Collection entries:
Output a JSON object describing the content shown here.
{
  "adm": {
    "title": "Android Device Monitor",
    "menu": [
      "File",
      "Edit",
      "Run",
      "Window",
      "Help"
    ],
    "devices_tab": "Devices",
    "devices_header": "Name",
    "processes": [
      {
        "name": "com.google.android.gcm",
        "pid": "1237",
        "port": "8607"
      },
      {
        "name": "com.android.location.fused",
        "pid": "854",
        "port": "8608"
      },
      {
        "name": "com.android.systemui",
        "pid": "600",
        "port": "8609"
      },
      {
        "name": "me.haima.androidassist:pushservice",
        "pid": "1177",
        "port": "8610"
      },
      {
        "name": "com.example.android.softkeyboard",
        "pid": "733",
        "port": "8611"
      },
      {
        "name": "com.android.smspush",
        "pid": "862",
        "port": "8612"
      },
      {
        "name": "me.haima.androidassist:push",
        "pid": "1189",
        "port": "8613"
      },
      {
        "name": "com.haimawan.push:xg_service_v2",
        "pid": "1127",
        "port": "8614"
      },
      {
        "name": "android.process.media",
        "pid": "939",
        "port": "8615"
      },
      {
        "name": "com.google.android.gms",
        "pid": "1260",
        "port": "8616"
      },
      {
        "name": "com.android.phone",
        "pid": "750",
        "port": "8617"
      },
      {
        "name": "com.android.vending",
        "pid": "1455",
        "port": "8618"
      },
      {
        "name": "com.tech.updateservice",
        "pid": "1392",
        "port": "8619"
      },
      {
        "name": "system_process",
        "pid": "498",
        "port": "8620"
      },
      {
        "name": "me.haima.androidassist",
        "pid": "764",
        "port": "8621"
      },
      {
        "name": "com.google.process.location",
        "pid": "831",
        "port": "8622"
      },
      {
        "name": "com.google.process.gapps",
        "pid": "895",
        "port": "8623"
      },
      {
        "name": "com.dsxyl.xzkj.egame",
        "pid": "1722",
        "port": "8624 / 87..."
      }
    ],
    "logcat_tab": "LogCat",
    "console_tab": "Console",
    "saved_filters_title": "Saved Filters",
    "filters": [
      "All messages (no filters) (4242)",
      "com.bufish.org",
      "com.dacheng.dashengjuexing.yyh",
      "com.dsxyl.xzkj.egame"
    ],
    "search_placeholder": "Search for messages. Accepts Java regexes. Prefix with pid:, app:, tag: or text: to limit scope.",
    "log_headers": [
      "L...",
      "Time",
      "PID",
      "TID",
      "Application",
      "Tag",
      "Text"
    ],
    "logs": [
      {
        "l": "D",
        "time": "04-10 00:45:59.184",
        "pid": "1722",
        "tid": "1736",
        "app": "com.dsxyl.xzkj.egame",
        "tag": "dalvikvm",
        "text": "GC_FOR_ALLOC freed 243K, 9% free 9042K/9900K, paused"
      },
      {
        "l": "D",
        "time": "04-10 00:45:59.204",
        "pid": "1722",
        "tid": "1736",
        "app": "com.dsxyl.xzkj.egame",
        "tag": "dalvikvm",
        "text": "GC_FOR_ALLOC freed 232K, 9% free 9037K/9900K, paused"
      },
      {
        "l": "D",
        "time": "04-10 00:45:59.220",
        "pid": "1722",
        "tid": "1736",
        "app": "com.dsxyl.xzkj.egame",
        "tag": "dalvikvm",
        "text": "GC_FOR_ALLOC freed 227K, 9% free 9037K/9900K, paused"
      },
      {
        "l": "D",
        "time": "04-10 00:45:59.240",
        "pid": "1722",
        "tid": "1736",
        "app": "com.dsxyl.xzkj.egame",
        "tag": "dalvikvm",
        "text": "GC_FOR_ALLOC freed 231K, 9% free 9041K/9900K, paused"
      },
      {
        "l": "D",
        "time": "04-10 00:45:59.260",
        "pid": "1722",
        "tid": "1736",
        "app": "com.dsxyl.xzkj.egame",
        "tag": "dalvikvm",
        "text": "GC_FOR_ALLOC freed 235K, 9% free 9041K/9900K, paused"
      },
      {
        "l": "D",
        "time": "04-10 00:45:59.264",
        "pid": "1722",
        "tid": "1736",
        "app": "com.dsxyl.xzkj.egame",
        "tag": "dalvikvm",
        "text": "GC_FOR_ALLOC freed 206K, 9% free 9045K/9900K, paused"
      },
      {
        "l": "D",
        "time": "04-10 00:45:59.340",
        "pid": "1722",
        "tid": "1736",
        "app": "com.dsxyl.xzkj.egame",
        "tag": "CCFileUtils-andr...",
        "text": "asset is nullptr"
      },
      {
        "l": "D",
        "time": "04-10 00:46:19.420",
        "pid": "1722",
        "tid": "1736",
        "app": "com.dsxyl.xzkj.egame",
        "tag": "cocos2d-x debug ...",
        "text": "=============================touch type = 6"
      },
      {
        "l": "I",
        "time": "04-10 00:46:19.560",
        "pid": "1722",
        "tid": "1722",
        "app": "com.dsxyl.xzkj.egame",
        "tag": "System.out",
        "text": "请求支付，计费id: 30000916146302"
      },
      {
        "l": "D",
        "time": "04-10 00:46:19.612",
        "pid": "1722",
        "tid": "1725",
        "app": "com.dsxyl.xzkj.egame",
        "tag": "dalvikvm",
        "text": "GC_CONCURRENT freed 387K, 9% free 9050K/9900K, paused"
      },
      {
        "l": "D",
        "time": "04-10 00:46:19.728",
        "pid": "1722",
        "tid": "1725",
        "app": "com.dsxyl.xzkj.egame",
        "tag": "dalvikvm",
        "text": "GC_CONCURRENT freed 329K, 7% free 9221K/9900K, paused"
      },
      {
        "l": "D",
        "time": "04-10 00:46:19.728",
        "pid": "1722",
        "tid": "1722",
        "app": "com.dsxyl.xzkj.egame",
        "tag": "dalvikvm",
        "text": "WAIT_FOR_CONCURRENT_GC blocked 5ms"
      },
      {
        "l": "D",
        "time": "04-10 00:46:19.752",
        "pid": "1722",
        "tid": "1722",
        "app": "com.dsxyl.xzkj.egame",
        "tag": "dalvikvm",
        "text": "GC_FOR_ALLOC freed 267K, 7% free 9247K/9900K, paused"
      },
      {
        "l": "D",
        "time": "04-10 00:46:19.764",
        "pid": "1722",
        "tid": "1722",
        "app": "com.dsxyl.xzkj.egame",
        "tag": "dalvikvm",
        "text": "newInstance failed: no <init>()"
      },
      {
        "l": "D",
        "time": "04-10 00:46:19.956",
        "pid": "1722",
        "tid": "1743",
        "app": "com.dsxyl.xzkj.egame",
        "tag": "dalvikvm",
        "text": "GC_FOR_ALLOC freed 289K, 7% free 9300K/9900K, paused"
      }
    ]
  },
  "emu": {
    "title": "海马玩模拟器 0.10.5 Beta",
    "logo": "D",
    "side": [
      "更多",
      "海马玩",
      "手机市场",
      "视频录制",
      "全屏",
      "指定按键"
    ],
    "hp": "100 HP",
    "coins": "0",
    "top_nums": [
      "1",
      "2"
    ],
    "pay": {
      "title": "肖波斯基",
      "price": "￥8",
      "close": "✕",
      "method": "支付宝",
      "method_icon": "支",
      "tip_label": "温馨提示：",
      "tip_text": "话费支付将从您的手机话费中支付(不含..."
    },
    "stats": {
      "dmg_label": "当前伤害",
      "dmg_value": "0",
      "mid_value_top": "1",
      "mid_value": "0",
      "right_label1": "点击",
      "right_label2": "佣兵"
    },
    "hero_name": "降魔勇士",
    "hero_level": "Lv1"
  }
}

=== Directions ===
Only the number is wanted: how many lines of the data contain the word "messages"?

=== Written answer ===
2